A rebirth of interest in politics among US college students, while yielding only modest results in elections earlier this month, could blossom into wider participation in 1984.
The key to renewed interest in the electoral process may be bread-and-butter issues - student aid and jobs. Until recently, these had been eclipsed by more traditional student concerns, such as the environment, nuclear weapons, and women's rights.
But spokesmen for two national student organizations and several congressional campaigns say they expect the political weight of the nation's 12 million college students to grow as continued poor economic conditions and threats of further cuts in student aid rouse not only students, but their parents as well.
As evidence, they point to:
* Demonstrations across the United States last spring - and right up the Capitol steps - protesting cuts in aid.
* Establishment earlier this year of the National Student Political Action Committee (NSPAC), which plans to step up its fledgling efforts to train students in the art of campaign work.
* Results in a small number of congressional races where students, if not the deciding factor, gave their candidates valuable footwork and healthy vote margins.
''This was the experimental year for us,'' says Joe Sweeney, NSPAC's secretary-treasurer. Noting that the NSPAC was victorious in eight of 12 targeted House and Senate contests, he adds,''We learned quite a bit about the electoral process, and we expect the momentum behind the education issue to carry us through to even better results two years from now.''
Student organizations already are gearing up for next year's Student Lobby Day - tentatively set for March 7. They're hoping for a bigger turnout than the 7,500 students who demonstrated on the Capitol steps last spring against cuts in education.
''With rumors on the next Reagan budget pointing to even more cuts in student aid, we're looking for a good response,'' says Miriam Rosenberg, national director of the Coalition of Independent Colleges and University Students.
Between now and the 1984 elections, both her organization and the United States Student Association, the 30-year-old organization that founded the NSPAC, plan to train students in congressional lobbying and campaign work.
Assessing this month's election results, Mr. Sweeney points to Michigan's Sixth Congressional District, where NSPAC-backed Democrat Robert Carr wrested his old seat from Republican Rep. James Dunn.
Mr. Dunn, who rode into office on President Reagan's coattails, faced mounting disapproval from conservative Democrats in East Lansing and Pontiac, as well as from the district's 18,000 Michigan State University students. Both candidates courted the student vote, but Mr. Carr successfully tied student-aid cuts to the one-term Republican.

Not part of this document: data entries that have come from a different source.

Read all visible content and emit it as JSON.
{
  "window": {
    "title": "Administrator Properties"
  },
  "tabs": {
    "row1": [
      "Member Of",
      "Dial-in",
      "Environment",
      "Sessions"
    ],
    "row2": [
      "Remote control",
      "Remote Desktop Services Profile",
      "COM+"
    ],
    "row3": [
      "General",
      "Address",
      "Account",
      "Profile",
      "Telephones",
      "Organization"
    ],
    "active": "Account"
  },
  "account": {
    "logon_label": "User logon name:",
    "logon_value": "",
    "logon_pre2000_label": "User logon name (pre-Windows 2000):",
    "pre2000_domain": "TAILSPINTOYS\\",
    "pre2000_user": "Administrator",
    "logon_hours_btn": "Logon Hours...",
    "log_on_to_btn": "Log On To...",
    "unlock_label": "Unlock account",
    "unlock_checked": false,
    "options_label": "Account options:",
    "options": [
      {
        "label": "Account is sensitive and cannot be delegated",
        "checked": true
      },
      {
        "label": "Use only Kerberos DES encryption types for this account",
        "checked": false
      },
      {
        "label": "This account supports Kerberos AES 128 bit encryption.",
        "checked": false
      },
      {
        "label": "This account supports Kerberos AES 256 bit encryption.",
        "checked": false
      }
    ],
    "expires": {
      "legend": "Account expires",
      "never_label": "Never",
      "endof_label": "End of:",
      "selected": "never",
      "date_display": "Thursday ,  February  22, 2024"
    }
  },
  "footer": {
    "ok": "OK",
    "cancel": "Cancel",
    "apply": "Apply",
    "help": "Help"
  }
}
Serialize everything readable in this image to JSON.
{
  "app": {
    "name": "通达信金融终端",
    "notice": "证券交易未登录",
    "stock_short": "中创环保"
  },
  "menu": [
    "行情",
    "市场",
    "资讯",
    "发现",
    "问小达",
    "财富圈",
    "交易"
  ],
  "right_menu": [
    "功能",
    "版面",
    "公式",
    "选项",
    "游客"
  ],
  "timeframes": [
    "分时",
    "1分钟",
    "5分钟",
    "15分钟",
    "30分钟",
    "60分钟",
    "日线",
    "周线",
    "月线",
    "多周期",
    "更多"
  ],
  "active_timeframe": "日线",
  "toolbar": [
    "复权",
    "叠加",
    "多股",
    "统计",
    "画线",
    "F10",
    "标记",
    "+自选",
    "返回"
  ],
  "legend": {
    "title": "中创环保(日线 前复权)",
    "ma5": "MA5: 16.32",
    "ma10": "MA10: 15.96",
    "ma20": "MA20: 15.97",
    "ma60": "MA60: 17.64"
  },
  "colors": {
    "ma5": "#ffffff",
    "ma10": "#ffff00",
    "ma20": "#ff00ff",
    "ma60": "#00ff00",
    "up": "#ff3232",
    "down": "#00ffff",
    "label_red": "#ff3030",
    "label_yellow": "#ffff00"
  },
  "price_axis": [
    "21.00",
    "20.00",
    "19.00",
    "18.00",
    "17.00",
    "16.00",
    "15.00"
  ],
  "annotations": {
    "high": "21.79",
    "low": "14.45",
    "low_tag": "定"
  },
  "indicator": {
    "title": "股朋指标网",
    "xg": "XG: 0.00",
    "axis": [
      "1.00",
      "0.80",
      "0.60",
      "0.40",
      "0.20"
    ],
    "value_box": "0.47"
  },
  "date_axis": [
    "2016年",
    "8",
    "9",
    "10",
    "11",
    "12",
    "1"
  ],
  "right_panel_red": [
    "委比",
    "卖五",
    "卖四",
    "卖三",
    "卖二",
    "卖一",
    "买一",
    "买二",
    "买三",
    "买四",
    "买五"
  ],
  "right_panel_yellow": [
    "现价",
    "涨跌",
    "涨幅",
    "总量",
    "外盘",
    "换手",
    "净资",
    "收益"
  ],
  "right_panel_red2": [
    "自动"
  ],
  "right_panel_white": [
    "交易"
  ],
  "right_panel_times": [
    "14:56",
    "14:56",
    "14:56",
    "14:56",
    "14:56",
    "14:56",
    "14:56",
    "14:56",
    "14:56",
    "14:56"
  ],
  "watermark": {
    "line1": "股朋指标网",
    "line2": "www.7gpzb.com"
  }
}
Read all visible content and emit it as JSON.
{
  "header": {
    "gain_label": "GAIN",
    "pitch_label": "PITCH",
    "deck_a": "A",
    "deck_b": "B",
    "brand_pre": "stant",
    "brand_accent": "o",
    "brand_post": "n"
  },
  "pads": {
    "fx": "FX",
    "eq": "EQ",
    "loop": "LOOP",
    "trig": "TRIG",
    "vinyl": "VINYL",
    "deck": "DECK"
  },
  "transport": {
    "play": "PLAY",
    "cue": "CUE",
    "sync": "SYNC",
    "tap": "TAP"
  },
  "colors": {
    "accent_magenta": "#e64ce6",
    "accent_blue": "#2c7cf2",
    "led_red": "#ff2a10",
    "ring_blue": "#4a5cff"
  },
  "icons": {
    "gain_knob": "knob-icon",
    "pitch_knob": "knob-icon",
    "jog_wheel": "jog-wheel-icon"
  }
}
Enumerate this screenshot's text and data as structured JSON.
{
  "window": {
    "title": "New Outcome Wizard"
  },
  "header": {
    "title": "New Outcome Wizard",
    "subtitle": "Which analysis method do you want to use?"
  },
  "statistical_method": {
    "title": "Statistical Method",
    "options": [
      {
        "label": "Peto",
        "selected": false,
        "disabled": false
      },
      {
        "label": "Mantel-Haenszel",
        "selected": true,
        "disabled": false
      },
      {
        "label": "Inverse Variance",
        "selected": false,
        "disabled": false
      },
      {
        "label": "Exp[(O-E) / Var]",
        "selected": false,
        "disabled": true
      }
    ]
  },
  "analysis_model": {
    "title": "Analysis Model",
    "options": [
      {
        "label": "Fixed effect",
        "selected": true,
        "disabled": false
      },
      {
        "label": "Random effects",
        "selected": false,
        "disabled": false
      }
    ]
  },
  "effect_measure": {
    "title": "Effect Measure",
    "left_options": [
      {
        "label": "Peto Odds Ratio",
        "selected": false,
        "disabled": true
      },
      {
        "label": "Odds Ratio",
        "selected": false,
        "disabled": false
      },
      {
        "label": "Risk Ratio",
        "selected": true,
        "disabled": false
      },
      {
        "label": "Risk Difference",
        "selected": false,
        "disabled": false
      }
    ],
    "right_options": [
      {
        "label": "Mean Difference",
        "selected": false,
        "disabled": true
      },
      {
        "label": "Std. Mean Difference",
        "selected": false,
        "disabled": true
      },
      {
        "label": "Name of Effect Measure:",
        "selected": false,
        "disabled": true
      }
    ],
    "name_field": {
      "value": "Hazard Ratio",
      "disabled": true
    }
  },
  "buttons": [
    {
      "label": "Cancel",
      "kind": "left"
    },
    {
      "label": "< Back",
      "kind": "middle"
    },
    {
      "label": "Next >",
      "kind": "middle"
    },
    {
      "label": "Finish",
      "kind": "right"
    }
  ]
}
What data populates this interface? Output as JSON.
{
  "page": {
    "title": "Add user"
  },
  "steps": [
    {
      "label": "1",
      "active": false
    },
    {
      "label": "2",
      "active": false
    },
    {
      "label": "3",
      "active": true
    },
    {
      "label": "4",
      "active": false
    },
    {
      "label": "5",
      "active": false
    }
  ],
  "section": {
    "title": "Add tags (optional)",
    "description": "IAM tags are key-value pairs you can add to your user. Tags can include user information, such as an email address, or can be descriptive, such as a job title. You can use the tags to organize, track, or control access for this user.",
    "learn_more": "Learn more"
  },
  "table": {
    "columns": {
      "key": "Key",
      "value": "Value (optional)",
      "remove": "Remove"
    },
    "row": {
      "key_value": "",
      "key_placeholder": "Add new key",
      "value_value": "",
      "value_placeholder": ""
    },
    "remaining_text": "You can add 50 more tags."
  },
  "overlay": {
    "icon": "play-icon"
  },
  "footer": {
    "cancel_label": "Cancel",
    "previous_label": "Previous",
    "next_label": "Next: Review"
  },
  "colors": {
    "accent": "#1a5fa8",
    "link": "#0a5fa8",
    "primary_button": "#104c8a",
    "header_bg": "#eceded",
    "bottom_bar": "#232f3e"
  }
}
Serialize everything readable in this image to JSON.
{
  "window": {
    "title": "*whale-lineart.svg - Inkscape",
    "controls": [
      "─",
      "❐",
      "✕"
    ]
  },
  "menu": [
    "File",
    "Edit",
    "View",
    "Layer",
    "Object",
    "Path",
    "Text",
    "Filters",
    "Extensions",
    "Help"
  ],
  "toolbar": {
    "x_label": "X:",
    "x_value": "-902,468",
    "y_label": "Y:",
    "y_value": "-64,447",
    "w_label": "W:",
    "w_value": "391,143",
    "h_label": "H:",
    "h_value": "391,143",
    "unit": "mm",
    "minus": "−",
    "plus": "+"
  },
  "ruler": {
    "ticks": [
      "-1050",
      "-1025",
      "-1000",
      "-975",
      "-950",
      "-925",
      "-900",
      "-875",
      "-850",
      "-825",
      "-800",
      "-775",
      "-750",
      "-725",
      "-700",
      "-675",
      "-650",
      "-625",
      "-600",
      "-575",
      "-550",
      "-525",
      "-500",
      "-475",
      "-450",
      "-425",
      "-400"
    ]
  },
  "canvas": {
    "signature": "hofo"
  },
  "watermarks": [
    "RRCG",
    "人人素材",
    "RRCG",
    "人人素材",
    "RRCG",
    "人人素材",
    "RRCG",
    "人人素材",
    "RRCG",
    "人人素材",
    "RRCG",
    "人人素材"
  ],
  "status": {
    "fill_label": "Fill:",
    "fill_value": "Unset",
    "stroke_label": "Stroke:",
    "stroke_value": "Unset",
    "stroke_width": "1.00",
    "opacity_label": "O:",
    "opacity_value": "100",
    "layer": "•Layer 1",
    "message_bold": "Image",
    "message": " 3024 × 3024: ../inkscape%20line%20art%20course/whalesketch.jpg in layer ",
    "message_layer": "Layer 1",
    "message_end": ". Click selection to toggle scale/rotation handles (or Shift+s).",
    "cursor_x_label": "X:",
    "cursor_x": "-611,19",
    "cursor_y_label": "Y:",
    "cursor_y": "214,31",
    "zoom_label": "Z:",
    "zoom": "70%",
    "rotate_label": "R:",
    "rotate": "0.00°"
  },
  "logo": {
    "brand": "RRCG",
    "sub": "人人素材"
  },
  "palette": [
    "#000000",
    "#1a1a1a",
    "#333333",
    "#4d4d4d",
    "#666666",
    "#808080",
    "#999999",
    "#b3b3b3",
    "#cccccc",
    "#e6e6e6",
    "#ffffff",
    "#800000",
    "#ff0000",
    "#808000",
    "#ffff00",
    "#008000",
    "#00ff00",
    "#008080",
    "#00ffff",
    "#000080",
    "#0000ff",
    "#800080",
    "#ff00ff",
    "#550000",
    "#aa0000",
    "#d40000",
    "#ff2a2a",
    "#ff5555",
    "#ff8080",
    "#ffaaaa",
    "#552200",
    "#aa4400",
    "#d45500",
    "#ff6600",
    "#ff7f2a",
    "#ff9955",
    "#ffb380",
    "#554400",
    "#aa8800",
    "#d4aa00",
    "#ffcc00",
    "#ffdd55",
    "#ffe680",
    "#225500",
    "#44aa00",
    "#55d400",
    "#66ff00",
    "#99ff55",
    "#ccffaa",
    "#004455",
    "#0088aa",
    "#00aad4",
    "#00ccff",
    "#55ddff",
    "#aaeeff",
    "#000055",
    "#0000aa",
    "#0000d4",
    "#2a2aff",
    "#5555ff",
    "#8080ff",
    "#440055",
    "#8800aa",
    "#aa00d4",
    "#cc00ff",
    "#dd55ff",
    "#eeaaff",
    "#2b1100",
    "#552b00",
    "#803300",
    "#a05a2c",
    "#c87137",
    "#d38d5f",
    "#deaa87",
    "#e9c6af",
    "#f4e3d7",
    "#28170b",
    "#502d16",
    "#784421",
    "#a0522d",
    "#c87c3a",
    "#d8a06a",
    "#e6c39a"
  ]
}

Carr won the race by 6,300 votes - and with more than two-thirds of the student vote.
''It's the perfect example of the kind of district where students can have a major impact on the outcome of a race,'' says Sweeney, ''both in terms of their weight at the polling booth and through the campaign work they can do.'' He says students were particularly effective where unemployment is high.
Other observers of college voting note that in general the more liberal students tend to vote where they go to school, while the more conservative students tend to vote by absentee ballot in their home districts. This pattern is a boon to the liberal candidate in districts with a high student population, such as Michigan's Sixth, or Massachusetts' Fourth. There, liberal Democrat Barney Frank benefited from heavy student support at four district colleges to help him defeat Republican Margaret Heckler in a race where two incumbents were pitted against each other due to redistricting.
Dunn campaign worker Mark Hoffman says he believes student weight in electoral politics is on the rise.
''Students are becoming more political but less one-issue oriented,'' Mr. Hoffman says, noting that a fall survey at MSU showed students most concerned not about nuclear disarmament or the environment, but about education, jobs, and the economy. ''Students are looking beyond college to the job market, and right now that's not a pleasant place to be in Michigan.''
Indeed, college placement officers across the US say this year's graduating class faces the worst job prospects in at least 10 years. Fewer companies are interviewing on campuses, with many planning to cut their annual graduate hiring by 15 percent or more.
Still, student organizers say it is the issue of financial aid and its immediate impact on student wallets - and family budgets - that will go the farthest in galvanizing the student political force.